Page and application data records:

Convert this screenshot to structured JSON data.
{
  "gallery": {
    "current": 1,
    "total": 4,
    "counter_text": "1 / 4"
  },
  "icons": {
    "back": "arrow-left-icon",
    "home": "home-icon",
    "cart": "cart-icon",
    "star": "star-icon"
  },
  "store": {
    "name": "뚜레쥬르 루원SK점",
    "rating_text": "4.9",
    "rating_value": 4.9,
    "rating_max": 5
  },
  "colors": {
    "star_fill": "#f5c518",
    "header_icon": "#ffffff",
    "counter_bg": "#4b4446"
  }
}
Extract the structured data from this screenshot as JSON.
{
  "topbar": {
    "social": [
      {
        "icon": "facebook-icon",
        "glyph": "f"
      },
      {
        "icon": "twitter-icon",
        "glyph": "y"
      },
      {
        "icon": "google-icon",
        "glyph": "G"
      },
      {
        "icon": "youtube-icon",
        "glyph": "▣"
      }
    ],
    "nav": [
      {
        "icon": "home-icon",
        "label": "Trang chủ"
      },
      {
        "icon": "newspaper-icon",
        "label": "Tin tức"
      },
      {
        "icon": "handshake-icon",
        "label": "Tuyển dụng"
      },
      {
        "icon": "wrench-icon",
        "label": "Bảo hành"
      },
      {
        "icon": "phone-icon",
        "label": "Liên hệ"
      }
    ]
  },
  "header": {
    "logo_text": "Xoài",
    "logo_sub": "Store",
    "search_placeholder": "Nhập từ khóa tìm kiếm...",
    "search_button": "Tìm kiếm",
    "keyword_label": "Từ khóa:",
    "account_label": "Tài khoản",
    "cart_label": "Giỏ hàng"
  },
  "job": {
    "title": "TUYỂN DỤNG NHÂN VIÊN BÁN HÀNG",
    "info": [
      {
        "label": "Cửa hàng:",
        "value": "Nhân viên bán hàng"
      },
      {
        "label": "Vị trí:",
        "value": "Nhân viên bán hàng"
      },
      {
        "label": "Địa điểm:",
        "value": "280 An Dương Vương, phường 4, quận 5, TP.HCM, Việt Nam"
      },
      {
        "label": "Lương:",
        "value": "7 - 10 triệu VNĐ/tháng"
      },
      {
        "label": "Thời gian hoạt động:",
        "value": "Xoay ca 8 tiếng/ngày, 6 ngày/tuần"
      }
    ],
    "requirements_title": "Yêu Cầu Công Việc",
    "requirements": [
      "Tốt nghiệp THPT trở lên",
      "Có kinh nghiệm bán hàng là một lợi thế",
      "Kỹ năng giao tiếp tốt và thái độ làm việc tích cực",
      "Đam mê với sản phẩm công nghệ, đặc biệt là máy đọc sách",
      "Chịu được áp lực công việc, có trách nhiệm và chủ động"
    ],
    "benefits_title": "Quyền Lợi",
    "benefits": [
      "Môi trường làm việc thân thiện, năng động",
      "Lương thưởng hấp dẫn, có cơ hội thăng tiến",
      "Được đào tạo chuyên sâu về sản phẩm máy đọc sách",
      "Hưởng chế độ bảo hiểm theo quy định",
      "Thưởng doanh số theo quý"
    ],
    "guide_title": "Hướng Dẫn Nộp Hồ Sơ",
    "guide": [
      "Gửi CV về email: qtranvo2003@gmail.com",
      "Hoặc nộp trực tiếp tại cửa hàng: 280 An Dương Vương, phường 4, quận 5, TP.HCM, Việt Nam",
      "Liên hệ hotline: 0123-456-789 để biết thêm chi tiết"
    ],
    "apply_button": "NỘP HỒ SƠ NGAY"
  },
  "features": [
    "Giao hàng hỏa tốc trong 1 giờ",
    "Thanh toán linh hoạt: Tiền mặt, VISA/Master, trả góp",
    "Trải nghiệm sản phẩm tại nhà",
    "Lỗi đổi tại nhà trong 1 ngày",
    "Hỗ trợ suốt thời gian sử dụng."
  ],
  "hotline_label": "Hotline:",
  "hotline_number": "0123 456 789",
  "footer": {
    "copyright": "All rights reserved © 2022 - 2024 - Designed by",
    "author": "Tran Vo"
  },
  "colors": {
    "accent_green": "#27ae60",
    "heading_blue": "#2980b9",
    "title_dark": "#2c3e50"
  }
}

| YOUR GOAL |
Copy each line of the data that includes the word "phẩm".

| COMPLETED TASK |
      "Đam mê với sản phẩm công nghệ, đặc biệt là máy đọc sách",
      "Được đào tạo chuyên sâu về sản phẩm máy đọc sách",
    "Trải nghiệm sản phẩm tại nhà",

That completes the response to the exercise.